=== DATA SUPPLIED ===
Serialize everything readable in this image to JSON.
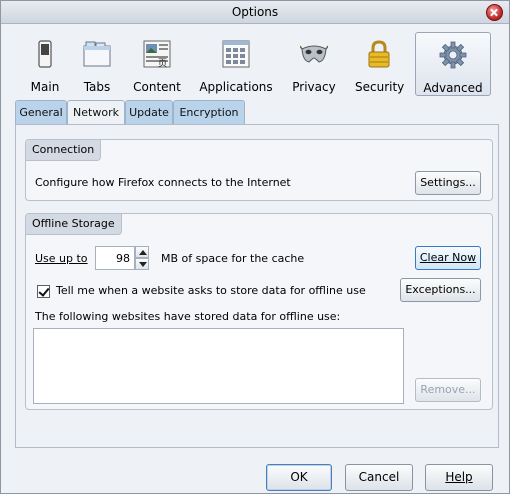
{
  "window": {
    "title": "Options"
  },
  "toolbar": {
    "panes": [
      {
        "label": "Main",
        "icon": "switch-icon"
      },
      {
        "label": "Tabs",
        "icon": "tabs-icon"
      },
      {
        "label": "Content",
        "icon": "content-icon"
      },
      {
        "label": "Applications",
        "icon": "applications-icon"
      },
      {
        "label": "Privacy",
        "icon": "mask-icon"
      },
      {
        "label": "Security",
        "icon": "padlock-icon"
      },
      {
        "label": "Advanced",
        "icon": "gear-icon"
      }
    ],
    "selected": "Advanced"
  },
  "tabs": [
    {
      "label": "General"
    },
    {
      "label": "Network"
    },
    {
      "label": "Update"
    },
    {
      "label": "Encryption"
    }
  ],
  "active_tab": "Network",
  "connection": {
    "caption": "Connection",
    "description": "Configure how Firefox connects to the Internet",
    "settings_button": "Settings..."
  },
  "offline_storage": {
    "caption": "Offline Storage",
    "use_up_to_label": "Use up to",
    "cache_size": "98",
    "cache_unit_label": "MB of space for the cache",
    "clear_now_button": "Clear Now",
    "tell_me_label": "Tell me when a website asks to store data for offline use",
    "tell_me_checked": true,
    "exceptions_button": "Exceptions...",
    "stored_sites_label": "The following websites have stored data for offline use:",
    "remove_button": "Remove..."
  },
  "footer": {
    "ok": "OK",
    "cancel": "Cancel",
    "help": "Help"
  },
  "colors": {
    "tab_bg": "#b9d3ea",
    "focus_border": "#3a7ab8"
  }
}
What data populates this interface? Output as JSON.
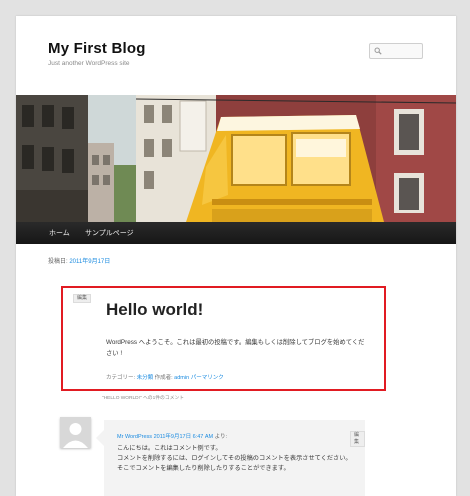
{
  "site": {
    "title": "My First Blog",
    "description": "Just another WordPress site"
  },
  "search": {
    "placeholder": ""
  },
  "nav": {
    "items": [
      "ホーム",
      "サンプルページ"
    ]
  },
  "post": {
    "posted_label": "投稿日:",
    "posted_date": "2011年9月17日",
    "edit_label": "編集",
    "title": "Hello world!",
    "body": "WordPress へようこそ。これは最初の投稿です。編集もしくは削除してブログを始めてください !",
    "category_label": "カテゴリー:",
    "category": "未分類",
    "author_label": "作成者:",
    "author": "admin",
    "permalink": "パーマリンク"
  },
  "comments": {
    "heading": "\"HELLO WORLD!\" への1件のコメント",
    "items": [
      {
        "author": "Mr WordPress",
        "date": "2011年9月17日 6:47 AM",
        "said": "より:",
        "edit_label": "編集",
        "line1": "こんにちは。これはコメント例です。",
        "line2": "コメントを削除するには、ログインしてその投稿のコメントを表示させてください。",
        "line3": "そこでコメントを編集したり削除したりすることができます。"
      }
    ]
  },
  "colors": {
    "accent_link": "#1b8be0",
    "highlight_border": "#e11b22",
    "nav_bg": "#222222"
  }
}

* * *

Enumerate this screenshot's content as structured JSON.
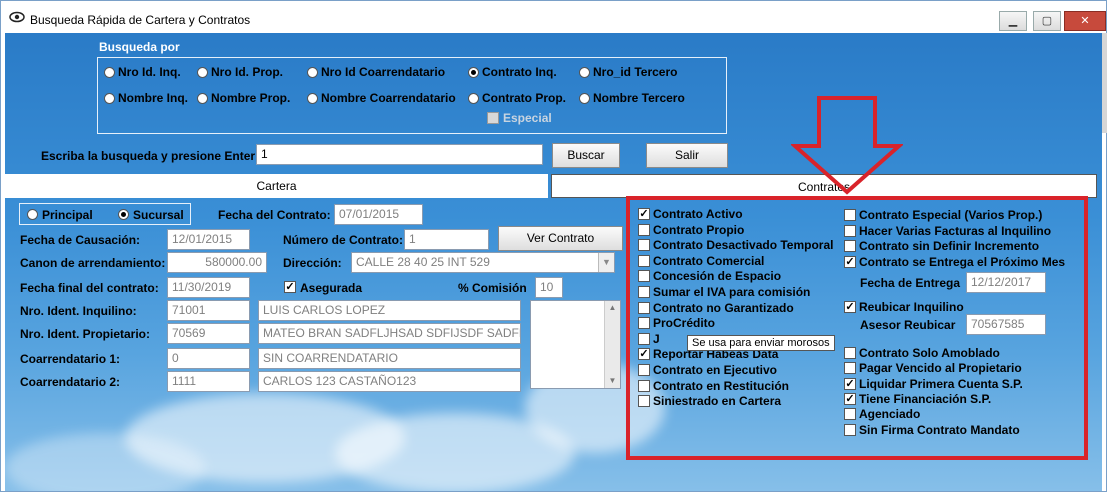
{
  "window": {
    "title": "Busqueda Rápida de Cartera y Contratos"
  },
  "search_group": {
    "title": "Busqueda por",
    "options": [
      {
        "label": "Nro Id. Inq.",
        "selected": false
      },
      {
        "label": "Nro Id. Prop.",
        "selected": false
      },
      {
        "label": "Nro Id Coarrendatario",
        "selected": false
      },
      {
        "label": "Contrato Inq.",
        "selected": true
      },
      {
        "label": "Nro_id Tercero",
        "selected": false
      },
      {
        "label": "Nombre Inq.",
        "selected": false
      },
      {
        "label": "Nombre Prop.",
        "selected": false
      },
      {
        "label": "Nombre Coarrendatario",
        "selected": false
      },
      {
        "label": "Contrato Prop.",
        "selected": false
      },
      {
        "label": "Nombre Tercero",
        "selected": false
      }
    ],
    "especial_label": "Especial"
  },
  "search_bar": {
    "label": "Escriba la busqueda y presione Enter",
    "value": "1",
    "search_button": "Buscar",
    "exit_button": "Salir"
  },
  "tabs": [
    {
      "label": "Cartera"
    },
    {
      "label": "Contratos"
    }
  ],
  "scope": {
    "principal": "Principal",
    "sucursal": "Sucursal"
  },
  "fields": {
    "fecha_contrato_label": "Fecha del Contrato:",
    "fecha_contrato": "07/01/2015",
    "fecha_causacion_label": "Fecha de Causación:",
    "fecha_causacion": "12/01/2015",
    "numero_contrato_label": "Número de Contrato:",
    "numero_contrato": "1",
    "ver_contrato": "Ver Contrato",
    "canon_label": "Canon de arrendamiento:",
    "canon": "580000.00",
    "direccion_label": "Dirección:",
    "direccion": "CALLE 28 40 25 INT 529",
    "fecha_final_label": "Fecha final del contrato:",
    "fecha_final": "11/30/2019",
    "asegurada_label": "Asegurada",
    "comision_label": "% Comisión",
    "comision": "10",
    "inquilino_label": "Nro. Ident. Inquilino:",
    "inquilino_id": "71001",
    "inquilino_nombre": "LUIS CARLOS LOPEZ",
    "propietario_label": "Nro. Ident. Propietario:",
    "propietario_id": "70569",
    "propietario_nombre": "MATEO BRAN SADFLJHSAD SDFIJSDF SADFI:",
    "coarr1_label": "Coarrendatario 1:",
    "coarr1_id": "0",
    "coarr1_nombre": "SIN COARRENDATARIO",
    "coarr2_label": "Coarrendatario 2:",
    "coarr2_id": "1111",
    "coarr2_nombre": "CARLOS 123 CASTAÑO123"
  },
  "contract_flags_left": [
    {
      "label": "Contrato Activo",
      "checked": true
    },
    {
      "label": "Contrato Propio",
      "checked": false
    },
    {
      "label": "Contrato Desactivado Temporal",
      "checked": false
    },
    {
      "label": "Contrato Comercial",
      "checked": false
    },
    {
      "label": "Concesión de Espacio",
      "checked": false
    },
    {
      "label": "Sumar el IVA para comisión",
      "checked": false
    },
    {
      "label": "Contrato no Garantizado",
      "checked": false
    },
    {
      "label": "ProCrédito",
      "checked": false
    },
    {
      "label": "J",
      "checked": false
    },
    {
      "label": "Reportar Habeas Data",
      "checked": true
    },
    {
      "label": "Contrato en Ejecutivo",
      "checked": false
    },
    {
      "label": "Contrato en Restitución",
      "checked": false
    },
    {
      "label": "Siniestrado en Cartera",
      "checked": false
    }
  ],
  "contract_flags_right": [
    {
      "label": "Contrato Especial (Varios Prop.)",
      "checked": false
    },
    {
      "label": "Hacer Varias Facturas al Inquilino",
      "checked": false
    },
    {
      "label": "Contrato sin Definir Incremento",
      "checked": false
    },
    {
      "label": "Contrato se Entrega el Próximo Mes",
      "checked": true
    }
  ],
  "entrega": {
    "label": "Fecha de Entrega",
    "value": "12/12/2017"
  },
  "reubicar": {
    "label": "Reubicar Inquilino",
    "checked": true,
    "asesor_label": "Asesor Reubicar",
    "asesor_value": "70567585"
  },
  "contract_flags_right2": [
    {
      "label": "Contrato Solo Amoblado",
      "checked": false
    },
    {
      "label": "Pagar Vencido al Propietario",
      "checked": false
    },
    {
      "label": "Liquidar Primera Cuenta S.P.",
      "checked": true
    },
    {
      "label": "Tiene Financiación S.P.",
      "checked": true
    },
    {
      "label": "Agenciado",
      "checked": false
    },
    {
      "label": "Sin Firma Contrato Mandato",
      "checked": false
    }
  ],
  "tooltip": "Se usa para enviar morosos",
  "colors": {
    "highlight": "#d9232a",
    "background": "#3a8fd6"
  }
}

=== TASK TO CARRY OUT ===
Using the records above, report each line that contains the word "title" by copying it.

=== EXERCISE RESULT ===
    "title": "Options"
    "title": "My First Blog",
    "title": "Hello world!",
    "title": "Busqueda Rápida de Cartera y Contratos"
    "title": "Busqueda por",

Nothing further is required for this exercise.